* WHAT THE EXERCISE ASKS
Pick out the lines in the listing below that contain the word "this" and copy them.

------------------------------------------------------------------------

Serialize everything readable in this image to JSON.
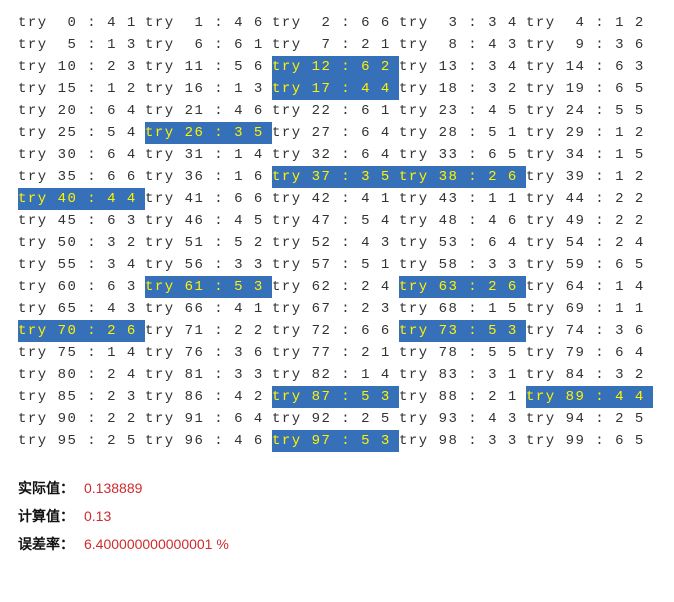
{
  "tries": [
    {
      "i": 0,
      "a": 4,
      "b": 1,
      "hl": false
    },
    {
      "i": 1,
      "a": 4,
      "b": 6,
      "hl": false
    },
    {
      "i": 2,
      "a": 6,
      "b": 6,
      "hl": false
    },
    {
      "i": 3,
      "a": 3,
      "b": 4,
      "hl": false
    },
    {
      "i": 4,
      "a": 1,
      "b": 2,
      "hl": false
    },
    {
      "i": 5,
      "a": 1,
      "b": 3,
      "hl": false
    },
    {
      "i": 6,
      "a": 6,
      "b": 1,
      "hl": false
    },
    {
      "i": 7,
      "a": 2,
      "b": 1,
      "hl": false
    },
    {
      "i": 8,
      "a": 4,
      "b": 3,
      "hl": false
    },
    {
      "i": 9,
      "a": 3,
      "b": 6,
      "hl": false
    },
    {
      "i": 10,
      "a": 2,
      "b": 3,
      "hl": false
    },
    {
      "i": 11,
      "a": 5,
      "b": 6,
      "hl": false
    },
    {
      "i": 12,
      "a": 6,
      "b": 2,
      "hl": true
    },
    {
      "i": 13,
      "a": 3,
      "b": 4,
      "hl": false
    },
    {
      "i": 14,
      "a": 6,
      "b": 3,
      "hl": false
    },
    {
      "i": 15,
      "a": 1,
      "b": 2,
      "hl": false
    },
    {
      "i": 16,
      "a": 1,
      "b": 3,
      "hl": false
    },
    {
      "i": 17,
      "a": 4,
      "b": 4,
      "hl": true
    },
    {
      "i": 18,
      "a": 3,
      "b": 2,
      "hl": false
    },
    {
      "i": 19,
      "a": 6,
      "b": 5,
      "hl": false
    },
    {
      "i": 20,
      "a": 6,
      "b": 4,
      "hl": false
    },
    {
      "i": 21,
      "a": 4,
      "b": 6,
      "hl": false
    },
    {
      "i": 22,
      "a": 6,
      "b": 1,
      "hl": false
    },
    {
      "i": 23,
      "a": 4,
      "b": 5,
      "hl": false
    },
    {
      "i": 24,
      "a": 5,
      "b": 5,
      "hl": false
    },
    {
      "i": 25,
      "a": 5,
      "b": 4,
      "hl": false
    },
    {
      "i": 26,
      "a": 3,
      "b": 5,
      "hl": true
    },
    {
      "i": 27,
      "a": 6,
      "b": 4,
      "hl": false
    },
    {
      "i": 28,
      "a": 5,
      "b": 1,
      "hl": false
    },
    {
      "i": 29,
      "a": 1,
      "b": 2,
      "hl": false
    },
    {
      "i": 30,
      "a": 6,
      "b": 4,
      "hl": false
    },
    {
      "i": 31,
      "a": 1,
      "b": 4,
      "hl": false
    },
    {
      "i": 32,
      "a": 6,
      "b": 4,
      "hl": false
    },
    {
      "i": 33,
      "a": 6,
      "b": 5,
      "hl": false
    },
    {
      "i": 34,
      "a": 1,
      "b": 5,
      "hl": false
    },
    {
      "i": 35,
      "a": 6,
      "b": 6,
      "hl": false
    },
    {
      "i": 36,
      "a": 1,
      "b": 6,
      "hl": false
    },
    {
      "i": 37,
      "a": 3,
      "b": 5,
      "hl": true
    },
    {
      "i": 38,
      "a": 2,
      "b": 6,
      "hl": true
    },
    {
      "i": 39,
      "a": 1,
      "b": 2,
      "hl": false
    },
    {
      "i": 40,
      "a": 4,
      "b": 4,
      "hl": true
    },
    {
      "i": 41,
      "a": 6,
      "b": 6,
      "hl": false
    },
    {
      "i": 42,
      "a": 4,
      "b": 1,
      "hl": false
    },
    {
      "i": 43,
      "a": 1,
      "b": 1,
      "hl": false
    },
    {
      "i": 44,
      "a": 2,
      "b": 2,
      "hl": false
    },
    {
      "i": 45,
      "a": 6,
      "b": 3,
      "hl": false
    },
    {
      "i": 46,
      "a": 4,
      "b": 5,
      "hl": false
    },
    {
      "i": 47,
      "a": 5,
      "b": 4,
      "hl": false
    },
    {
      "i": 48,
      "a": 4,
      "b": 6,
      "hl": false
    },
    {
      "i": 49,
      "a": 2,
      "b": 2,
      "hl": false
    },
    {
      "i": 50,
      "a": 3,
      "b": 2,
      "hl": false
    },
    {
      "i": 51,
      "a": 5,
      "b": 2,
      "hl": false
    },
    {
      "i": 52,
      "a": 4,
      "b": 3,
      "hl": false
    },
    {
      "i": 53,
      "a": 6,
      "b": 4,
      "hl": false
    },
    {
      "i": 54,
      "a": 2,
      "b": 4,
      "hl": false
    },
    {
      "i": 55,
      "a": 3,
      "b": 4,
      "hl": false
    },
    {
      "i": 56,
      "a": 3,
      "b": 3,
      "hl": false
    },
    {
      "i": 57,
      "a": 5,
      "b": 1,
      "hl": false
    },
    {
      "i": 58,
      "a": 3,
      "b": 3,
      "hl": false
    },
    {
      "i": 59,
      "a": 6,
      "b": 5,
      "hl": false
    },
    {
      "i": 60,
      "a": 6,
      "b": 3,
      "hl": false
    },
    {
      "i": 61,
      "a": 5,
      "b": 3,
      "hl": true
    },
    {
      "i": 62,
      "a": 2,
      "b": 4,
      "hl": false
    },
    {
      "i": 63,
      "a": 2,
      "b": 6,
      "hl": true
    },
    {
      "i": 64,
      "a": 1,
      "b": 4,
      "hl": false
    },
    {
      "i": 65,
      "a": 4,
      "b": 3,
      "hl": false
    },
    {
      "i": 66,
      "a": 4,
      "b": 1,
      "hl": false
    },
    {
      "i": 67,
      "a": 2,
      "b": 3,
      "hl": false
    },
    {
      "i": 68,
      "a": 1,
      "b": 5,
      "hl": false
    },
    {
      "i": 69,
      "a": 1,
      "b": 1,
      "hl": false
    },
    {
      "i": 70,
      "a": 2,
      "b": 6,
      "hl": true
    },
    {
      "i": 71,
      "a": 2,
      "b": 2,
      "hl": false
    },
    {
      "i": 72,
      "a": 6,
      "b": 6,
      "hl": false
    },
    {
      "i": 73,
      "a": 5,
      "b": 3,
      "hl": true
    },
    {
      "i": 74,
      "a": 3,
      "b": 6,
      "hl": false
    },
    {
      "i": 75,
      "a": 1,
      "b": 4,
      "hl": false
    },
    {
      "i": 76,
      "a": 3,
      "b": 6,
      "hl": false
    },
    {
      "i": 77,
      "a": 2,
      "b": 1,
      "hl": false
    },
    {
      "i": 78,
      "a": 5,
      "b": 5,
      "hl": false
    },
    {
      "i": 79,
      "a": 6,
      "b": 4,
      "hl": false
    },
    {
      "i": 80,
      "a": 2,
      "b": 4,
      "hl": false
    },
    {
      "i": 81,
      "a": 3,
      "b": 3,
      "hl": false
    },
    {
      "i": 82,
      "a": 1,
      "b": 4,
      "hl": false
    },
    {
      "i": 83,
      "a": 3,
      "b": 1,
      "hl": false
    },
    {
      "i": 84,
      "a": 3,
      "b": 2,
      "hl": false
    },
    {
      "i": 85,
      "a": 2,
      "b": 3,
      "hl": false
    },
    {
      "i": 86,
      "a": 4,
      "b": 2,
      "hl": false
    },
    {
      "i": 87,
      "a": 5,
      "b": 3,
      "hl": true
    },
    {
      "i": 88,
      "a": 2,
      "b": 1,
      "hl": false
    },
    {
      "i": 89,
      "a": 4,
      "b": 4,
      "hl": true
    },
    {
      "i": 90,
      "a": 2,
      "b": 2,
      "hl": false
    },
    {
      "i": 91,
      "a": 6,
      "b": 4,
      "hl": false
    },
    {
      "i": 92,
      "a": 2,
      "b": 5,
      "hl": false
    },
    {
      "i": 93,
      "a": 4,
      "b": 3,
      "hl": false
    },
    {
      "i": 94,
      "a": 2,
      "b": 5,
      "hl": false
    },
    {
      "i": 95,
      "a": 2,
      "b": 5,
      "hl": false
    },
    {
      "i": 96,
      "a": 4,
      "b": 6,
      "hl": false
    },
    {
      "i": 97,
      "a": 5,
      "b": 3,
      "hl": true
    },
    {
      "i": 98,
      "a": 3,
      "b": 3,
      "hl": false
    },
    {
      "i": 99,
      "a": 6,
      "b": 5,
      "hl": false
    }
  ],
  "stats": {
    "actual_label": "实际值：",
    "actual_value": "0.138889",
    "calc_label": "计算值：",
    "calc_value": "0.13",
    "error_label": "误差率：",
    "error_value": "6.400000000000001 %"
  }
}
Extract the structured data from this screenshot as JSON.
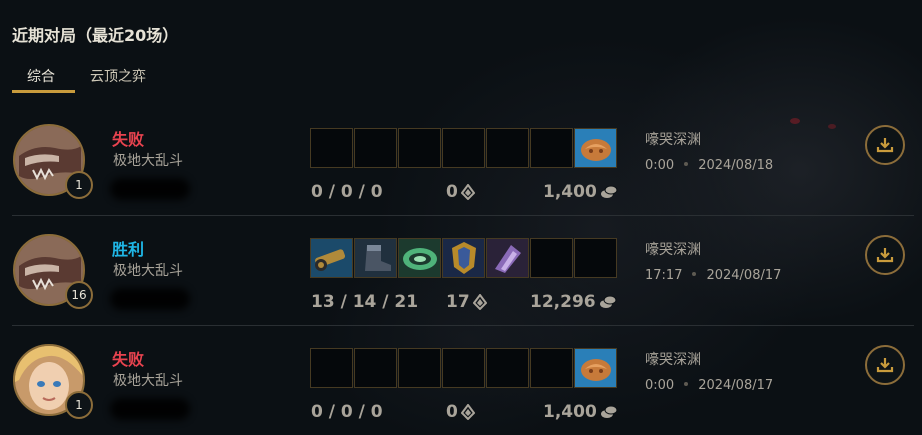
{
  "header": {
    "title": "近期对局（最近20场）"
  },
  "tabs": [
    {
      "label": "综合",
      "active": true
    },
    {
      "label": "云顶之弈",
      "active": false
    }
  ],
  "matches": [
    {
      "result": "失败",
      "result_type": "loss",
      "mode": "极地大乱斗",
      "level": "1",
      "kda": "0 / 0 / 0",
      "cs": "0",
      "gold": "1,400",
      "map": "嚎哭深渊",
      "duration": "0:00",
      "date": "2024/08/18",
      "items": [
        "",
        "",
        "",
        "",
        "",
        "",
        "poro-snax"
      ]
    },
    {
      "result": "胜利",
      "result_type": "win",
      "mode": "极地大乱斗",
      "level": "16",
      "kda": "13 / 14 / 21",
      "cs": "17",
      "gold": "12,296",
      "map": "嚎哭深渊",
      "duration": "17:17",
      "date": "2024/08/17",
      "items": [
        "cannon-item",
        "boots-item",
        "jade-item",
        "armor-item",
        "gauntlet-item",
        "",
        ""
      ]
    },
    {
      "result": "失败",
      "result_type": "loss",
      "mode": "极地大乱斗",
      "level": "1",
      "kda": "0 / 0 / 0",
      "cs": "0",
      "gold": "1,400",
      "map": "嚎哭深渊",
      "duration": "0:00",
      "date": "2024/08/17",
      "items": [
        "",
        "",
        "",
        "",
        "",
        "",
        "poro-snax"
      ]
    }
  ],
  "colors": {
    "accent": "#c89b3c",
    "loss": "#e8434f",
    "win": "#1fb6e6"
  }
}
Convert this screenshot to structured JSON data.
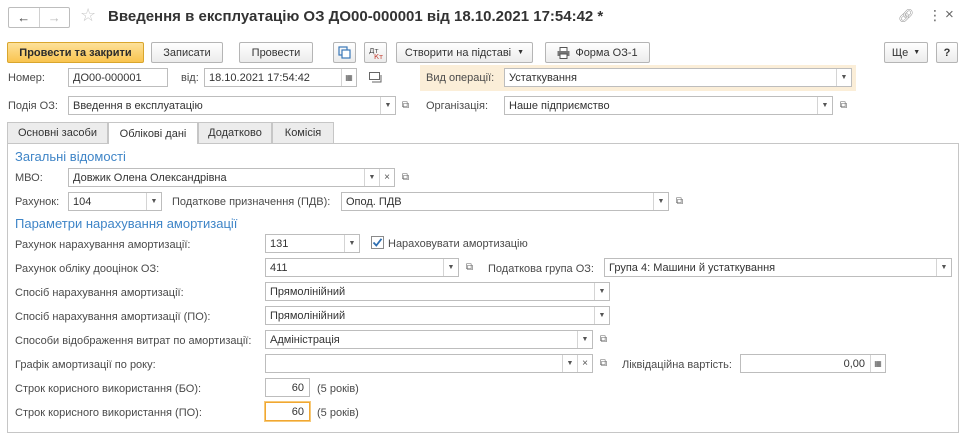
{
  "window": {
    "title": "Введення в експлуатацію ОЗ ДО00-000001 від 18.10.2021 17:54:42 *"
  },
  "toolbar": {
    "post_close": "Провести та закрити",
    "save": "Записати",
    "post": "Провести",
    "create_based": "Створити на підставі",
    "form_oz1": "Форма ОЗ-1",
    "more": "Ще",
    "help": "?"
  },
  "header": {
    "number_label": "Номер:",
    "number_value": "ДО00-000001",
    "date_label": "від:",
    "date_value": "18.10.2021 17:54:42",
    "operation_label": "Вид операції:",
    "operation_value": "Устаткування",
    "event_label": "Подія ОЗ:",
    "event_value": "Введення в експлуатацію",
    "org_label": "Організація:",
    "org_value": "Наше підприємство"
  },
  "tabs": [
    {
      "label": "Основні засоби"
    },
    {
      "label": "Облікові дані"
    },
    {
      "label": "Додатково"
    },
    {
      "label": "Комісія"
    }
  ],
  "general": {
    "section_title": "Загальні відомості",
    "mvo_label": "МВО:",
    "mvo_value": "Довжик Олена Олександрівна",
    "account_label": "Рахунок:",
    "account_value": "104",
    "tax_purpose_label": "Податкове призначення (ПДВ):",
    "tax_purpose_value": "Опод. ПДВ"
  },
  "depreciation": {
    "section_title": "Параметри нарахування амортизації",
    "dep_account_label": "Рахунок нарахування амортизації:",
    "dep_account_value": "131",
    "accrue_label": "Нараховувати амортизацію",
    "accrue_checked": true,
    "reval_account_label": "Рахунок обліку дооцінок ОЗ:",
    "reval_account_value": "411",
    "tax_group_label": "Податкова група ОЗ:",
    "tax_group_value": "Група 4: Машини й устаткування",
    "method_label": "Спосіб нарахування амортизації:",
    "method_value": "Прямолінійний",
    "method_po_label": "Спосіб нарахування амортизації (ПО):",
    "method_po_value": "Прямолінійний",
    "expense_label": "Способи відображення витрат по амортизації:",
    "expense_value": "Адміністрація",
    "schedule_label": "Графік амортизації по року:",
    "schedule_value": "",
    "residual_label": "Ліквідаційна вартість:",
    "residual_value": "0,00",
    "life_bo_label": "Строк корисного використання (БО):",
    "life_bo_value": "60",
    "life_bo_years": "(5 років)",
    "life_po_label": "Строк корисного використання (ПО):",
    "life_po_value": "60",
    "life_po_years": "(5 років)"
  },
  "colors": {
    "accent": "#3f85c7",
    "primary_button": "#f9c44f",
    "focus_border": "#f0a732"
  }
}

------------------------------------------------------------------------

* EXPECTED OUTPUT
Serialize everything readable in this image to JSON.
Extract the structured data from this screenshot as JSON.
Convert this screenshot to structured JSON data.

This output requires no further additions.